[TASK GOAL]: Everything in the listing below needs to be retyped exactly.

[SUPPLIED MATERIAL]:

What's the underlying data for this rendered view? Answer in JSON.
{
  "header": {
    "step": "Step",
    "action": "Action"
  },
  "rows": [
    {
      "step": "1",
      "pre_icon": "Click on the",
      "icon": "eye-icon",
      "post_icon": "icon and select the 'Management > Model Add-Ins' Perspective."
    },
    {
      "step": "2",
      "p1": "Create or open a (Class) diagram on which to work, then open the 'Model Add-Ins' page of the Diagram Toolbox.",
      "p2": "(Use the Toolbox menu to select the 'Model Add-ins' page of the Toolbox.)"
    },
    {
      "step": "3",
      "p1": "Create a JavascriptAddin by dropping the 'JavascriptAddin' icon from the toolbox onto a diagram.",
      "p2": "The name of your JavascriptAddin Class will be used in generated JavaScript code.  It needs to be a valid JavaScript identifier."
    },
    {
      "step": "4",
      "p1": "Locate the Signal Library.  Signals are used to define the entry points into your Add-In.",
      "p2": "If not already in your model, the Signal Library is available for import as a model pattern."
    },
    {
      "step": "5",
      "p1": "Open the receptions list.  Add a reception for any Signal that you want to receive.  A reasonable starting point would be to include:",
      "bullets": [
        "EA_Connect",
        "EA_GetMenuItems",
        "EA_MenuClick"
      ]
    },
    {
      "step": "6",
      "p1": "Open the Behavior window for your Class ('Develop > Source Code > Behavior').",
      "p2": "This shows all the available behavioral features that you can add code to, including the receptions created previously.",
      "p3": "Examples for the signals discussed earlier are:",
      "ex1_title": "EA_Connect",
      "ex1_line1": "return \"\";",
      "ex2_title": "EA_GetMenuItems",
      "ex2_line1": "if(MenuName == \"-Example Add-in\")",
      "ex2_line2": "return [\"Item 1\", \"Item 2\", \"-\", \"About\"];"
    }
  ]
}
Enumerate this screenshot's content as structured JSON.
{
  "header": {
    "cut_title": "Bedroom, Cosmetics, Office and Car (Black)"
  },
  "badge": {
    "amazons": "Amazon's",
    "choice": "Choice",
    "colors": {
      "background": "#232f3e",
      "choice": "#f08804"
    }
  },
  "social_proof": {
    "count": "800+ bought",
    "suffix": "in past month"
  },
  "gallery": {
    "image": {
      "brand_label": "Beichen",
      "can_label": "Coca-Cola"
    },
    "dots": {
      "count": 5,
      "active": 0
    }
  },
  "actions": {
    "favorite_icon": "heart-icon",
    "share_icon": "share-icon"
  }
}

[REPLY]:
What's the underlying data for this rendered view? Answer in JSON.
{
  "header": {
    "step": "Step",
    "action": "Action"
  },
  "rows": [
    {
      "step": "1",
      "pre_icon": "Click on the",
      "icon": "eye-icon",
      "post_icon": "icon and select the 'Management > Model Add-Ins' Perspective."
    },
    {
      "step": "2",
      "p1": "Create or open a (Class) diagram on which to work, then open the 'Model Add-Ins' page of the Diagram Toolbox.",
      "p2": "(Use the Toolbox menu to select the 'Model Add-ins' page of the Toolbox.)"
    },
    {
      "step": "3",
      "p1": "Create a JavascriptAddin by dropping the 'JavascriptAddin' icon from the toolbox onto a diagram.",
      "p2": "The name of your JavascriptAddin Class will be used in generated JavaScript code.  It needs to be a valid JavaScript identifier."
    },
    {
      "step": "4",
      "p1": "Locate the Signal Library.  Signals are used to define the entry points into your Add-In.",
      "p2": "If not already in your model, the Signal Library is available for import as a model pattern."
    },
    {
      "step": "5",
      "p1": "Open the receptions list.  Add a reception for any Signal that you want to receive.  A reasonable starting point would be to include:",
      "bullets": [
        "EA_Connect",
        "EA_GetMenuItems",
        "EA_MenuClick"
      ]
    },
    {
      "step": "6",
      "p1": "Open the Behavior window for your Class ('Develop > Source Code > Behavior').",
      "p2": "This shows all the available behavioral features that you can add code to, including the receptions created previously.",
      "p3": "Examples for the signals discussed earlier are:",
      "ex1_title": "EA_Connect",
      "ex1_line1": "return \"\";",
      "ex2_title": "EA_GetMenuItems",
      "ex2_line1": "if(MenuName == \"-Example Add-in\")",
      "ex2_line2": "return [\"Item 1\", \"Item 2\", \"-\", \"About\"];"
    }
  ]
}
Enumerate this screenshot's content as structured JSON.
{
  "header": {
    "cut_title": "Bedroom, Cosmetics, Office and Car (Black)"
  },
  "badge": {
    "amazons": "Amazon's",
    "choice": "Choice",
    "colors": {
      "background": "#232f3e",
      "choice": "#f08804"
    }
  },
  "social_proof": {
    "count": "800+ bought",
    "suffix": "in past month"
  },
  "gallery": {
    "image": {
      "brand_label": "Beichen",
      "can_label": "Coca-Cola"
    },
    "dots": {
      "count": 5,
      "active": 0
    }
  },
  "actions": {
    "favorite_icon": "heart-icon",
    "share_icon": "share-icon"
  }
}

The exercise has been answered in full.